(GOAL OF THE EXERCISE) Report, from the records below, every line where the word "accel" appears.

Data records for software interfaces
--- START ---
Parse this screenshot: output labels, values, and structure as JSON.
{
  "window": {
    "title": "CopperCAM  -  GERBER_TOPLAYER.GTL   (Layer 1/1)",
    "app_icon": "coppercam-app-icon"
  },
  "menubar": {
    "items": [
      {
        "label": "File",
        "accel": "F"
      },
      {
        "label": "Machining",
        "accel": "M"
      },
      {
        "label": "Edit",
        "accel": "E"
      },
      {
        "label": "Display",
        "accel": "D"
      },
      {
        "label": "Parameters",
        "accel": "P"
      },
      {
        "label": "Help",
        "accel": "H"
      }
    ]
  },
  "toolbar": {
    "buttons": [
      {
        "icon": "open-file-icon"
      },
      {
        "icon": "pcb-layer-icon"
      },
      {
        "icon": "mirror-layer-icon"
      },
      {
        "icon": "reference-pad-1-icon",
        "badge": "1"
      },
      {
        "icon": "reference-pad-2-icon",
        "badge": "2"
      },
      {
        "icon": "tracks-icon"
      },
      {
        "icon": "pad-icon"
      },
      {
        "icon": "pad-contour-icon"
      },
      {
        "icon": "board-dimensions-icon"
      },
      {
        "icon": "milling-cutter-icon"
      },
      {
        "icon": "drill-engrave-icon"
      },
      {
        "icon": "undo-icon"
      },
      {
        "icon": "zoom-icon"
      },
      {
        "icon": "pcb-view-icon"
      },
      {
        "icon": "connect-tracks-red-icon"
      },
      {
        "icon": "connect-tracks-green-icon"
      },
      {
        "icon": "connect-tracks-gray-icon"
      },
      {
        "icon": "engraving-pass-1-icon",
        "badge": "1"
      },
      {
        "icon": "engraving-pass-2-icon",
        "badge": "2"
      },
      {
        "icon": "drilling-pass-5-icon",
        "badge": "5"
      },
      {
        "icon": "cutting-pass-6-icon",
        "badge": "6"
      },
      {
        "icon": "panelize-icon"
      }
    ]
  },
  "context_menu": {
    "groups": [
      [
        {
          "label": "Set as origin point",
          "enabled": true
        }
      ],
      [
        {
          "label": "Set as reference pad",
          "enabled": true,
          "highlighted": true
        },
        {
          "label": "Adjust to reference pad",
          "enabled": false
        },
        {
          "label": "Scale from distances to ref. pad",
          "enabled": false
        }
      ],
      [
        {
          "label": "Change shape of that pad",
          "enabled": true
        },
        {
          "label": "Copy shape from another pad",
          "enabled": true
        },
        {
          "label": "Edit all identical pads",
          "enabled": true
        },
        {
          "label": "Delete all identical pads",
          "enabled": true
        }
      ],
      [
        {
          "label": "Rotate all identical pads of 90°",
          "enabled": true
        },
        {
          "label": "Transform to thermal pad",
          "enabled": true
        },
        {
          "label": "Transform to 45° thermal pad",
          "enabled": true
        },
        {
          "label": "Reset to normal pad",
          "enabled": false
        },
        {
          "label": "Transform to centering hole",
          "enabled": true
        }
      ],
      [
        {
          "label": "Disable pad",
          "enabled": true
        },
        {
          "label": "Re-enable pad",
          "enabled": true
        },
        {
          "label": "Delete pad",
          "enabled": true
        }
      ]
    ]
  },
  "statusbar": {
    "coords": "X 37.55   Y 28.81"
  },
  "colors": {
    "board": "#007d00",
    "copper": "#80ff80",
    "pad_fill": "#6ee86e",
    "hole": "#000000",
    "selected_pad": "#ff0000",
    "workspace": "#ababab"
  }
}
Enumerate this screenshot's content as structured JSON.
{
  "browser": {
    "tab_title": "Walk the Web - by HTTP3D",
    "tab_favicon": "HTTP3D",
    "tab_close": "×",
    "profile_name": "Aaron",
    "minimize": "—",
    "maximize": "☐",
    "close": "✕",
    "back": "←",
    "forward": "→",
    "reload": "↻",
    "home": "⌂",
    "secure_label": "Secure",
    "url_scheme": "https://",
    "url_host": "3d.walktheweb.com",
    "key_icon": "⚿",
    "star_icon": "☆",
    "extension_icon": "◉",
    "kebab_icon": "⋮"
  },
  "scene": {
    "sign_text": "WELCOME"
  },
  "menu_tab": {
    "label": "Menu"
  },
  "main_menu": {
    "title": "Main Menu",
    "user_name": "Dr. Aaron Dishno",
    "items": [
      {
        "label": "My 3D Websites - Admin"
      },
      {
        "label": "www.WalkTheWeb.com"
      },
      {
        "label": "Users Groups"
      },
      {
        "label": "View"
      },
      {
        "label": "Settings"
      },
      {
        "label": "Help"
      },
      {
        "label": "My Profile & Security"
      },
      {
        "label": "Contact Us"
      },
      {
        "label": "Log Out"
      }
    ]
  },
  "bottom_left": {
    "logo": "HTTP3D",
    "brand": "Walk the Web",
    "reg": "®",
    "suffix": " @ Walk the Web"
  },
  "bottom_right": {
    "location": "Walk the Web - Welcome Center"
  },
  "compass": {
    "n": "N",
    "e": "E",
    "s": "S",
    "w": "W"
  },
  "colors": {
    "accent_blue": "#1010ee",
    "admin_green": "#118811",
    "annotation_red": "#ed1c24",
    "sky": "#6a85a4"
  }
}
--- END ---
(OUTPUT OF THE TASK)
        "accel": "F"
        "accel": "M"
        "accel": "E"
        "accel": "D"
        "accel": "P"
        "accel": "H"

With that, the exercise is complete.